6. Get a basic hearing test
If you haven’t had a hearing test since childhood, it’s time to take a basic hearing test with an audiologist. Ideally, a hearing test would be included in your health maintenance, as would physical exams, eye exams, and dental exams.
âTypically, insurance will pay for a hearing screen once a year,â said Dr. Sasaki-Miraglia. Medicare pays for hearing examinations on the recommendation of a health professional.
People at risk for noise-induced hearing loss should have their hearing tested once a year or earlier if they experience accelerated hearing loss or ringing in the ears.
7. Know the signs of hearing damage
If you leave a rock concert and your ears are ringing, you’ve just damaged your hearing. If you feel like your ears are filled with cotton balls after leaving an ice rink in which the home hockey team faced the visiting team in all three periods and won in a shootout, you’ve just finished. damage your hearing.
Inability to hear high-pitched sounds, difficulty hearing a conversation in a restaurant or other place with background noise, difficulty hearing on the phone, need to turn up the volume on the television, and hypersensitivity or pain to ears with certain sounds are all signs of noise induced hearing loss.
8. Seek care sooner rather than later
If there is any sign of hearing loss, see your audiologist for a hearing test. âTreating hearing is more about staying healthy and active, not aging,â said Dr Sasaki-Miraglia.
And for anyone hesitant about hearing aids, she went on to say that advances in hearing aid technology mean greater user satisfaction with delivering the cleanest sound faster than ever. âThe voices sound natural, the music is not flat, and the sounds are not fine.
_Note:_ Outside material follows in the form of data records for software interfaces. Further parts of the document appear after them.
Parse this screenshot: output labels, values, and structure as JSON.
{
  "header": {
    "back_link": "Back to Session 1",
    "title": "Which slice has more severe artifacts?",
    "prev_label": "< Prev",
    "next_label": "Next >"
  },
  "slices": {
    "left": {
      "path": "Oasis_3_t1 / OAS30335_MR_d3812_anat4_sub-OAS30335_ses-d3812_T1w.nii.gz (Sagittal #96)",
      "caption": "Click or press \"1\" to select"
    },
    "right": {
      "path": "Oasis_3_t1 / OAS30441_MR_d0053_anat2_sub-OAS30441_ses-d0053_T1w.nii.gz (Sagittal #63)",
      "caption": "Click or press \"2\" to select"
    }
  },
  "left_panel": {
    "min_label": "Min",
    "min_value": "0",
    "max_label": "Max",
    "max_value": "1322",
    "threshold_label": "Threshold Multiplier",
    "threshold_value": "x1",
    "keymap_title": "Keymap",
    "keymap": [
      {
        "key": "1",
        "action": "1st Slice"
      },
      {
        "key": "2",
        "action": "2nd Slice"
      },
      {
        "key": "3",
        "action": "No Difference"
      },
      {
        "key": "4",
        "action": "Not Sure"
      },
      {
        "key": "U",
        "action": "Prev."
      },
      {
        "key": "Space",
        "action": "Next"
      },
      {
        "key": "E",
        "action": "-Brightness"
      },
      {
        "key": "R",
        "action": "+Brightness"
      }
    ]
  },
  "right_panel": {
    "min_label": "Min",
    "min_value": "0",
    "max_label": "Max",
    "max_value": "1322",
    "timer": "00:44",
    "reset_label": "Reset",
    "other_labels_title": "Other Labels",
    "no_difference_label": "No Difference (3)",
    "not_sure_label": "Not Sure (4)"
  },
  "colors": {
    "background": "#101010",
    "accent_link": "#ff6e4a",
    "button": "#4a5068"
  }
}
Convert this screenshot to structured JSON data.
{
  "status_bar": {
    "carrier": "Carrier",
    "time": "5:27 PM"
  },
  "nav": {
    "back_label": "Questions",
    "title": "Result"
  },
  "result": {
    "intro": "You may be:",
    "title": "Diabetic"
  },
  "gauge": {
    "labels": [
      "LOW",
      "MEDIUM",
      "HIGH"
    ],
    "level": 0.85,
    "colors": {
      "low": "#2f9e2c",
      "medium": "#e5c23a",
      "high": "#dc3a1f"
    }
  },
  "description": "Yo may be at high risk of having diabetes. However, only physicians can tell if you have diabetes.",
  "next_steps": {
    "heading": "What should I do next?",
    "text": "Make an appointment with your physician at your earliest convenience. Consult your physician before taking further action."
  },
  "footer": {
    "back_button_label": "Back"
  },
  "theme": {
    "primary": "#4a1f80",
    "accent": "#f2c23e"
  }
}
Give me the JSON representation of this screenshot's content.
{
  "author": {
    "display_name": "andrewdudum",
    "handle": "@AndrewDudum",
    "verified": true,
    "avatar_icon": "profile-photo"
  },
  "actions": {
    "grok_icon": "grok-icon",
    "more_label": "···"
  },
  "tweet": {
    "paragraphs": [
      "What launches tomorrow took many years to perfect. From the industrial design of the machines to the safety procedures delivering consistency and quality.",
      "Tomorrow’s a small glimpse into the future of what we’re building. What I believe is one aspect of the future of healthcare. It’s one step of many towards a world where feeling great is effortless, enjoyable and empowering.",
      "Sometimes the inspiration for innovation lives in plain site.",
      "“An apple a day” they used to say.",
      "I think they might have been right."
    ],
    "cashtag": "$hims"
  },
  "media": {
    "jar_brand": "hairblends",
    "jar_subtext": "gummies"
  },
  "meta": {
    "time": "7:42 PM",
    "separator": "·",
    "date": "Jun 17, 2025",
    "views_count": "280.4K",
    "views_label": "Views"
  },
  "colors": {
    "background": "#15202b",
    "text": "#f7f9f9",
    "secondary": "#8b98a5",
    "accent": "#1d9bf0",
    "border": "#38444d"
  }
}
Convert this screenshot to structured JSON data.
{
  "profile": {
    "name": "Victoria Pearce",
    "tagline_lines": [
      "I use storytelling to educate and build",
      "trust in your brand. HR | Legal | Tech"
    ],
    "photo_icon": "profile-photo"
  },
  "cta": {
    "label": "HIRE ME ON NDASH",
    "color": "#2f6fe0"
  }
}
The hearing aid microchips adapt to the listening environment and listening intention in real time.
âPeople don’t realize how socially they withdraw until they consider their hearing,â she said. âWhen they do it with the right product in conjunction with the right hearing care professional, they wonder why they waited so long. “
For more information on Widex, see the link.
Here are some other tips to help you travel safely: